“This, plus it’s the center of all Boise’s wineries so we want everyone who is out tasting wine to stop by,” Boyd added.
Boyd’s wines for Proletariat are made from several American Viticultural Areas in the Northwest, including the Walla Walla Valley, and he’s begun to buy Snake River Valley grapes. A sparkling Riesling from Skyline Vineyard near Caldwell was Proletariat’s first Idaho wine. Cabernet Sauvignon and Syrah from Paxton Estate Vineyard — the Baggerly family’s planting in the Eagle Foothills — means estate grapes will be in the mix, too.
“No question Proletariat will be its own winery,” Boyd said. “We will need to have a kick-ass GSM, but besides this, it’s fun making lots of other wines and right now we are figuring out our favorites. It’s a really fun project, and I couldn’t have better partners in this beauty nor a better crew working for us.”
Moya Dolsby, executive director of the Idaho Wine Commission, welcomes the additional investment in her state, particularly by a group that includes a winemaker of Boyd’s reputation.
“I’m overjoyed that another vineyard will be coming into commercial production and that there will be an additional local buyer for Idaho grapes!” she said.

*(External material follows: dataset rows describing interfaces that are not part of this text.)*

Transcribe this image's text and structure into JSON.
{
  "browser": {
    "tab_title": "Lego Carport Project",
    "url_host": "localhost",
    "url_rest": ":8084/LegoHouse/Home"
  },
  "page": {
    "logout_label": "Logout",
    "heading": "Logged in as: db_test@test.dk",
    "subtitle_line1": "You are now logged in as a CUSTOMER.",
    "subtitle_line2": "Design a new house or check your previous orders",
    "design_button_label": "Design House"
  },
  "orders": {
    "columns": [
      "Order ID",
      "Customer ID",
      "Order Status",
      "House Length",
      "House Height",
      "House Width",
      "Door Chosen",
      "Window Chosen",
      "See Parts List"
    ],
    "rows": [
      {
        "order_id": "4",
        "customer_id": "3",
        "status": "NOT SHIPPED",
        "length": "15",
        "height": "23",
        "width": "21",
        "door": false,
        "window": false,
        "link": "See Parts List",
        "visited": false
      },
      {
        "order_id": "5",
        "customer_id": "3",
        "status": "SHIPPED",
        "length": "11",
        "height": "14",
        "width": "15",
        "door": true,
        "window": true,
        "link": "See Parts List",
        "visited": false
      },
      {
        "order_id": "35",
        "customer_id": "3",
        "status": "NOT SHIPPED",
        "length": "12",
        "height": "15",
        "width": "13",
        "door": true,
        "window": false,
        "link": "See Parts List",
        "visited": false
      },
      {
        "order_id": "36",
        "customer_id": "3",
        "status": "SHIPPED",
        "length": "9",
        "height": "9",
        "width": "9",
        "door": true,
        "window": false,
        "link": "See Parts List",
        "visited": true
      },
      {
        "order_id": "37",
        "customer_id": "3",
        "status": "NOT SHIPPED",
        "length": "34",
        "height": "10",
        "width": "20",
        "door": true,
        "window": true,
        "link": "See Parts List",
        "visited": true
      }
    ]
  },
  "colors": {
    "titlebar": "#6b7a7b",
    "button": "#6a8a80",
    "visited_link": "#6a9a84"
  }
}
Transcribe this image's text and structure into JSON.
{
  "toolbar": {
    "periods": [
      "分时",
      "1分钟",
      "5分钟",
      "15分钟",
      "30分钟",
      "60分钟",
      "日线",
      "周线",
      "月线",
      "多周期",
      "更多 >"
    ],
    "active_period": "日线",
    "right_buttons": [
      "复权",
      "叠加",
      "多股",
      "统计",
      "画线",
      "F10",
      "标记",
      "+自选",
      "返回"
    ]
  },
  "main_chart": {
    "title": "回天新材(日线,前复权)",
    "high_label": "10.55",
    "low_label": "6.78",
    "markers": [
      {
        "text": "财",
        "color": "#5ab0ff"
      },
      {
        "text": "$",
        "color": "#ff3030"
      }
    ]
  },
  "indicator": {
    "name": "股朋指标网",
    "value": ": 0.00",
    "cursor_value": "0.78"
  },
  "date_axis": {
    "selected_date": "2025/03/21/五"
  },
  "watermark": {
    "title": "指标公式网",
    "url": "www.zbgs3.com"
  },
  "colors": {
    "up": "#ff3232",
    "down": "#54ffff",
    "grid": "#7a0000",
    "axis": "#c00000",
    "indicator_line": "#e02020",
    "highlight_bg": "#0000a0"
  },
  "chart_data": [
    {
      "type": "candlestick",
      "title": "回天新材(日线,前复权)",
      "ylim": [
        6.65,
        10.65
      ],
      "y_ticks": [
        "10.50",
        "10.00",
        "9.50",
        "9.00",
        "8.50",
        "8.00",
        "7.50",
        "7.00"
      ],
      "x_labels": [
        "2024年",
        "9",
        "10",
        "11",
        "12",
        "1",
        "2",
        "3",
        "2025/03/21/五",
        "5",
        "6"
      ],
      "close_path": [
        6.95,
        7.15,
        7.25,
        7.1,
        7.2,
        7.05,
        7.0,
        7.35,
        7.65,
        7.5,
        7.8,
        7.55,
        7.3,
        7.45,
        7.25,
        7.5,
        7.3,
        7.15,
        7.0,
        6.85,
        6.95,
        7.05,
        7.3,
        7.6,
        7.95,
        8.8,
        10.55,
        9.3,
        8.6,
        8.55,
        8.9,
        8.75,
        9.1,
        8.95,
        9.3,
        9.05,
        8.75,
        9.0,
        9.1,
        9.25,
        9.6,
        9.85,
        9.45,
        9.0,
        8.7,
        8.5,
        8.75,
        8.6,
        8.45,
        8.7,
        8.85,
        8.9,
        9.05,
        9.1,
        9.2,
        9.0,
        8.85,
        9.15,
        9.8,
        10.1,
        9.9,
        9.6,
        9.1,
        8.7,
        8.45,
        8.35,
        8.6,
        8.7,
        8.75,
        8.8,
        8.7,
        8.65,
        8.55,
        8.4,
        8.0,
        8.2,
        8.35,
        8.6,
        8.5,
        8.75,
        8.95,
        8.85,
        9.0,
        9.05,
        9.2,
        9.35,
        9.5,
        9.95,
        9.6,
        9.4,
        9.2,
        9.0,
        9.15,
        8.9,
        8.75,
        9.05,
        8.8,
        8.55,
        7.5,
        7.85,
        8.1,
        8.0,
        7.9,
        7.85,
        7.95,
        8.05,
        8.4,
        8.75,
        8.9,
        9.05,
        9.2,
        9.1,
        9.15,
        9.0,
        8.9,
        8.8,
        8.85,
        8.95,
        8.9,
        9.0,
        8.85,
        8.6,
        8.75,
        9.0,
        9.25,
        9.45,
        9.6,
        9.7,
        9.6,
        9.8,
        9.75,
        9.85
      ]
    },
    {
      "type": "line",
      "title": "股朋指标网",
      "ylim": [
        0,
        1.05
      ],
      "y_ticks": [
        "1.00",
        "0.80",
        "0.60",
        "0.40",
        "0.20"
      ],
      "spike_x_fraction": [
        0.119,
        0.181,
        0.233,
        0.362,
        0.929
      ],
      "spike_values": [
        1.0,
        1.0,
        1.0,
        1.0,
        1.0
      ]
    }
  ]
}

Dolsby is in her 14th year as the leader of the Idaho wine industry, which has grown to more than 70 wineries. And the Gem State will soon have another Washington state brand arriving in Boise when Rocky Pond Estate Winery — owned by Capital High grad David Dufenhorst and his family — opens a satellite tasting room.